Pedestrians account for more than eleven percent of all domestic roadway fatalities. In general, one-half of those deaths result from pedestrian inattention or error while the other half are the driver’s fault. The US Department of Transportation (DOT; Washington DC) notes that despite some trial countermeasures, no focused effort exists to understand how to apply technology in a coordinated and integrated manner to address this critical safety issue. The DOT’s Federal Highway Administration and the Intelligent Transportation Systems Joint Program Office are exploring further field-testing initiatives for vehicle-based detection and warning systems.
While government agencies ponder the next logical step in promoting safety through technology insertion, automotive industry engineers already are investigating systems that sense impending danger—like a collision or a rollover—and alert the driver accordingly.

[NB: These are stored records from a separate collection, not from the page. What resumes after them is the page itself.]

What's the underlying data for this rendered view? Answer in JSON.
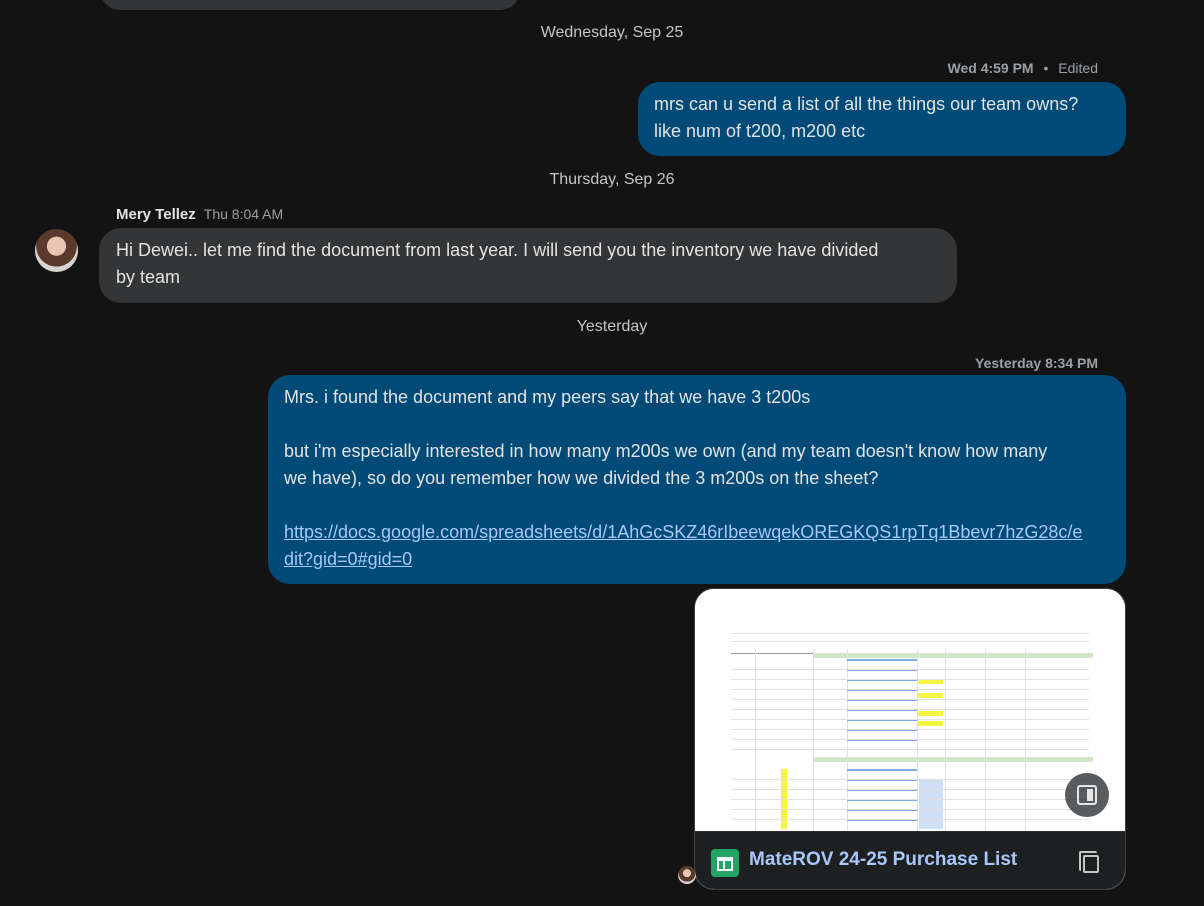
{
  "dates": {
    "sep25": "Wednesday, Sep 25",
    "sep26": "Thursday, Sep 26",
    "yesterday": "Yesterday"
  },
  "messages": {
    "m1": {
      "time": "Wed 4:59 PM",
      "edited": "Edited",
      "line1": "mrs can u send a list of all the things our team owns?",
      "line2": "like num of t200, m200 etc"
    },
    "m2": {
      "sender": "Mery Tellez",
      "time": "Thu 8:04 AM",
      "line1": "Hi Dewei.. let me find the document from last year.  I will send you the inventory we have divided",
      "line2": "by team"
    },
    "m3": {
      "time": "Yesterday 8:34 PM",
      "p1": "Mrs. i found the document and my peers say that we have 3 t200s",
      "p2a": "but i'm especially interested in how many m200s we own (and my team doesn't know how many",
      "p2b": "we have), so do you remember how we divided the 3 m200s on the sheet?",
      "link1": "https://docs.google.com/spreadsheets/d/1AhGcSKZ46rIbeewqekOREGKQS1rpTq1Bbevr7hzG28c/e",
      "link2": "dit?gid=0#gid=0"
    },
    "attachment": {
      "title": "MateROV 24-25 Purchase List",
      "icon": "google-sheets-icon"
    }
  },
  "colors": {
    "background": "#131314",
    "outgoing_bubble": "#004a77",
    "incoming_bubble": "#333537",
    "link": "#a8c7fa"
  }
}
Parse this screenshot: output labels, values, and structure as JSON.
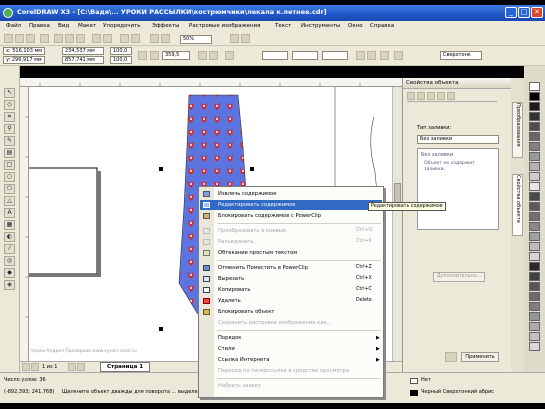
{
  "window": {
    "title": "CorelDRAW X3 - [C:\\Вадя\\... УРОКИ РАССЫЛКИ\\кострюмчики\\лекала к.летнее.cdr]",
    "buttons": [
      "_",
      "□",
      "✕"
    ]
  },
  "menubar": [
    "Файл",
    "Правка",
    "Вид",
    "Макет",
    "Упорядочить",
    "Эффекты",
    "Растровые изображения",
    "Текст",
    "Инструменты",
    "Окно",
    "Справка"
  ],
  "property_bar": {
    "x": "x: 516,103 мм",
    "y": "y: 296,917 мм",
    "w": "234,537 мм",
    "h": "857,741 мм",
    "scale_w": "100,0",
    "scale_h": "100,0",
    "angle": "359,5",
    "line_width": "Сверхтонк",
    "zoom": "50%"
  },
  "context_menu": {
    "items": [
      {
        "label": "Извлечь содержимое",
        "shortcut": "",
        "icon": "extract-contents-icon",
        "state": "normal"
      },
      {
        "label": "Редактировать содержимое",
        "shortcut": "",
        "icon": "edit-contents-icon",
        "state": "highlighted"
      },
      {
        "label": "Блокировать содержимое с PowerClip",
        "shortcut": "",
        "icon": "lock-contents-icon",
        "state": "normal"
      },
      {
        "label": "Преобразовать в кривые",
        "shortcut": "Ctrl+Q",
        "icon": "convert-to-curves-icon",
        "state": "disabled"
      },
      {
        "label": "Разъединить",
        "shortcut": "Ctrl+K",
        "icon": "break-apart-icon",
        "state": "disabled"
      },
      {
        "label": "Обтекание простым текстом",
        "shortcut": "",
        "icon": "wrap-text-icon",
        "state": "normal"
      },
      {
        "label": "Отменить Поместить в PowerClip",
        "shortcut": "Ctrl+Z",
        "icon": "undo-icon",
        "state": "normal"
      },
      {
        "label": "Вырезать",
        "shortcut": "Ctrl+X",
        "icon": "cut-icon",
        "state": "normal"
      },
      {
        "label": "Копировать",
        "shortcut": "Ctrl+C",
        "icon": "copy-icon",
        "state": "normal"
      },
      {
        "label": "Удалить",
        "shortcut": "Delete",
        "icon": "delete-icon",
        "state": "normal"
      },
      {
        "label": "Блокировать объект",
        "shortcut": "",
        "icon": "lock-object-icon",
        "state": "normal"
      },
      {
        "label": "Сохранить растровое изображение как...",
        "shortcut": "",
        "icon": "",
        "state": "disabled"
      },
      {
        "label": "Порядок",
        "shortcut": "",
        "icon": "",
        "state": "submenu"
      },
      {
        "label": "Стили",
        "shortcut": "",
        "icon": "",
        "state": "submenu"
      },
      {
        "label": "Ссылка Интернета",
        "shortcut": "",
        "icon": "",
        "state": "submenu"
      },
      {
        "label": "Переход по гиперссылке в средстве просмотра",
        "shortcut": "",
        "icon": "",
        "state": "disabled"
      },
      {
        "label": "Набрать заявку",
        "shortcut": "",
        "icon": "",
        "state": "disabled"
      }
    ],
    "tooltip": "Редактировать содержимое"
  },
  "docker": {
    "title": "Свойства объекта",
    "section_label": "Тип заливки:",
    "fill_type": "Без заливки",
    "preview_title": "Без заливки",
    "preview_text": "Объект не содержит заливки.",
    "advanced_button": "Дополнительно...",
    "apply_button": "Применить"
  },
  "side_tabs": [
    "Преобразования",
    "Свойства объекта"
  ],
  "page_nav": {
    "page_count": "1 из 1",
    "page_tab": "Страница 1"
  },
  "watermark": "Уроки Андрея Прохорова  www.vyroki-corel.ru",
  "status": {
    "line1": "Число узлов: 36",
    "coords": "(-892,393; 241,768)",
    "hint": "Щелкните объект дважды для поворота ... выделения ... Двойной щелчок ...",
    "fill": "Нет",
    "outline": "Черный  Сверхтонкий абрис"
  },
  "colors": {
    "tie_fill": "#5B74E0",
    "tie_dot": "#D8282A",
    "highlight": "#316AC5",
    "title_bar": "#2A5FD0"
  }
}
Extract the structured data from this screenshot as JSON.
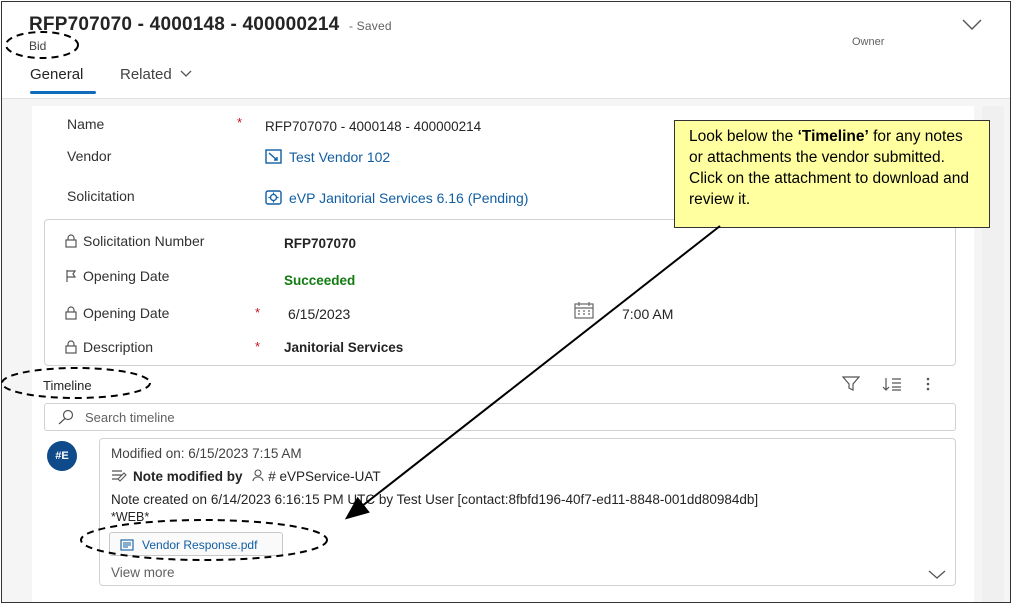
{
  "header": {
    "title": "RFP707070 - 4000148 - 400000214",
    "save_status": "- Saved",
    "entity_type": "Bid",
    "owner_label": "Owner"
  },
  "tabs": [
    {
      "label": "General",
      "selected": true
    },
    {
      "label": "Related",
      "selected": false
    }
  ],
  "fields": {
    "name_label": "Name",
    "name_value": "RFP707070 - 4000148 - 400000214",
    "vendor_label": "Vendor",
    "vendor_value": "Test Vendor 102",
    "solicitation_label": "Solicitation",
    "solicitation_value": "eVP Janitorial Services 6.16 (Pending)"
  },
  "subsection": {
    "solicitation_number_label": "Solicitation Number",
    "solicitation_number_value": "RFP707070",
    "opening_status_label": "Opening Date",
    "opening_status_value": "Succeeded",
    "opening_date_label": "Opening Date",
    "opening_date_value": "6/15/2023",
    "opening_time_value": "7:00 AM",
    "description_label": "Description",
    "description_value": "Janitorial Services"
  },
  "required_marker": "*",
  "timeline": {
    "title": "Timeline",
    "search_placeholder": "Search timeline",
    "entry": {
      "avatar_initials": "#E",
      "modified_on": "Modified on: 6/15/2023 7:15 AM",
      "note_modified_by": "Note modified by",
      "modified_by_user": "# eVPService-UAT",
      "body_line1": "Note created on 6/14/2023 6:16:15 PM UTC by Test User [contact:8fbfd196-40f7-ed11-8848-001dd80984db]",
      "body_line2": "*WEB*",
      "attachment_name": "Vendor Response.pdf",
      "view_more": "View more"
    }
  },
  "callout": {
    "text_before": "Look below the ",
    "text_bold": "‘Timeline’",
    "text_after": " for any notes or attachments the vendor submitted.  Click on the attachment to download and review it."
  },
  "colors": {
    "accent": "#0f6cbd",
    "link": "#115ea3",
    "required": "#c50f1f",
    "success": "#107c10",
    "callout_bg": "#ffffa0",
    "avatar_bg": "#0f4a8a"
  }
}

Capabilities presently in development merge such logic with computerized control of vehicle braking, steering and suspension components; even sensing a person or an animal in the way. This combination introduces the opportunity to create powerful, automatic collision-avoidance systems with the promise of a dramatic increase in safety on our roadways. Liability concerns and consumers’ desire for improved safety make new protective features a high priority for automakers, both domestically and abroad. Various sensing technologies already underpin applications like adaptive cruise control, parking assist and pre-collision mitigation. Each application includes specialized technology (infrared, LIDAR, RADAR, ultrasonic, etc.) that generally provides either a ranging or a recognition function.
The Road Ahead, Literally
BMW AG (Munich, Germany) recently announced availability for its 7-Series, later this year, of a far-infrared-based night vision system. Night Vision is purported to offer a considerable enrichment of the nighttime driving experience but stops short of attempting to identify image content.
Even given Night Vision’s potential for automatic object identification, the application is very complex: object sensing— especially pedestrian detection and avoidance—requires both ranging and recognition. Combining the two disparate operations can be expensive, difficult to implement and pose important developmental hurdles.